### Aim of the exercise
Your reply should be the whole listing, copied exactly, with the pictures left out.

### Working data
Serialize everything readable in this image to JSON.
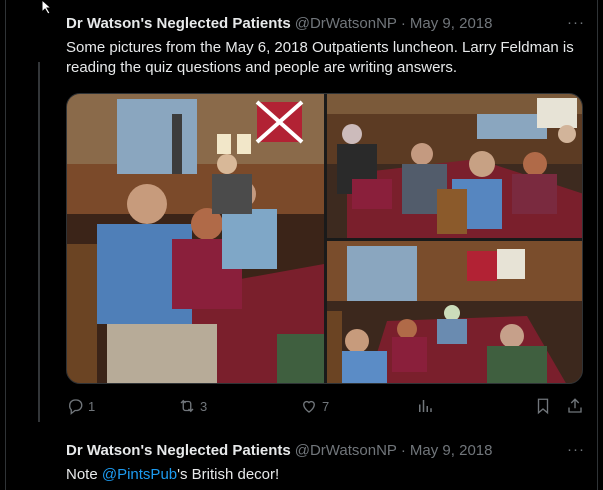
{
  "tweets": [
    {
      "name": "Dr Watson's Neglected Patients",
      "handle": "@DrWatsonNP",
      "separator": "·",
      "date": "May 9, 2018",
      "more": "···",
      "text": "Some pictures from the May 6, 2018 Outpatients luncheon. Larry Feldman is reading the quiz questions and people are writing answers.",
      "actions": {
        "replies": "1",
        "retweets": "3",
        "likes": "7"
      }
    },
    {
      "name": "Dr Watson's Neglected Patients",
      "handle": "@DrWatsonNP",
      "separator": "·",
      "date": "May 9, 2018",
      "more": "···",
      "text_before": "Note ",
      "mention": "@PintsPub",
      "text_after": "'s British decor!"
    }
  ],
  "icons": {
    "reply": "reply-icon",
    "retweet": "retweet-icon",
    "like": "heart-icon",
    "views": "views-icon",
    "bookmark": "bookmark-icon",
    "share": "share-icon"
  },
  "colors": {
    "background": "#000000",
    "text": "#e7e9ea",
    "muted": "#71767b",
    "link": "#1d9bf0",
    "border": "#2f3336"
  }
}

### Result
Serialize everything readable in this image to JSON.
{
  "tweets": [
    {
      "name": "Dr Watson's Neglected Patients",
      "handle": "@DrWatsonNP",
      "separator": "·",
      "date": "May 9, 2018",
      "more": "···",
      "text": "Some pictures from the May 6, 2018 Outpatients luncheon. Larry Feldman is reading the quiz questions and people are writing answers.",
      "actions": {
        "replies": "1",
        "retweets": "3",
        "likes": "7"
      }
    },
    {
      "name": "Dr Watson's Neglected Patients",
      "handle": "@DrWatsonNP",
      "separator": "·",
      "date": "May 9, 2018",
      "more": "···",
      "text_before": "Note ",
      "mention": "@PintsPub",
      "text_after": "'s British decor!"
    }
  ],
  "icons": {
    "reply": "reply-icon",
    "retweet": "retweet-icon",
    "like": "heart-icon",
    "views": "views-icon",
    "bookmark": "bookmark-icon",
    "share": "share-icon"
  },
  "colors": {
    "background": "#000000",
    "text": "#e7e9ea",
    "muted": "#71767b",
    "link": "#1d9bf0",
    "border": "#2f3336"
  }
}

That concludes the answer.